> _Raw data_:
[Start of section]

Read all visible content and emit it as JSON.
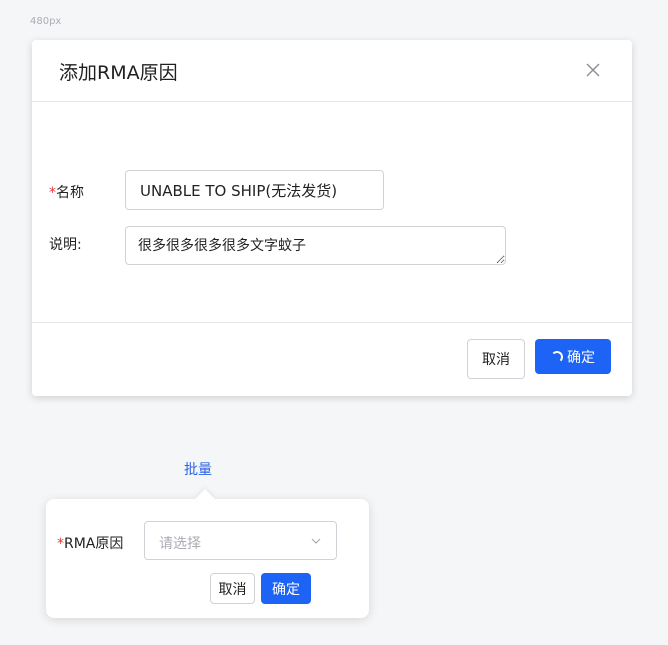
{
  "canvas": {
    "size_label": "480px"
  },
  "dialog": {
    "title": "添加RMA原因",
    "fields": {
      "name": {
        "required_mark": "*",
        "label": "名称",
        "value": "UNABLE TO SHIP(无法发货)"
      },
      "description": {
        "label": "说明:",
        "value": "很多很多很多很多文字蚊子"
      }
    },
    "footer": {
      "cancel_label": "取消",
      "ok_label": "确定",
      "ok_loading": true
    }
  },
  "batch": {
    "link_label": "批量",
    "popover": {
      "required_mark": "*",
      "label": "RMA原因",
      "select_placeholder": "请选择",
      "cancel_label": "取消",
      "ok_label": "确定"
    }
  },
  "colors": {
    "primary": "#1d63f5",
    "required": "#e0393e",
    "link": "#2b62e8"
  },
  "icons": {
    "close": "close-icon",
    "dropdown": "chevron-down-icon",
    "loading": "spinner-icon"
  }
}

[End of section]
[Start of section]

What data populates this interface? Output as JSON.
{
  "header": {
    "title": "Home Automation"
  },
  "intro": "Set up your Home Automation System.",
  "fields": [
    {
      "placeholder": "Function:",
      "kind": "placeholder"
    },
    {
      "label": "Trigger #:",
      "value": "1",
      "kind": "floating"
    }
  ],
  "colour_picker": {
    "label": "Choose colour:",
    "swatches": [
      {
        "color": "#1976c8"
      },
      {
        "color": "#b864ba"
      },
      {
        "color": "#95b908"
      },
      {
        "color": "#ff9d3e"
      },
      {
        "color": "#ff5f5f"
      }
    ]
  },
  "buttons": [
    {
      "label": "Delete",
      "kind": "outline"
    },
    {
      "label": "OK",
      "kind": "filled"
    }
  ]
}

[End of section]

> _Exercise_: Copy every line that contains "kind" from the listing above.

> _Written answer_:
      "kind": "placeholder"
      "kind": "floating"
      "kind": "outline"
      "kind": "filled"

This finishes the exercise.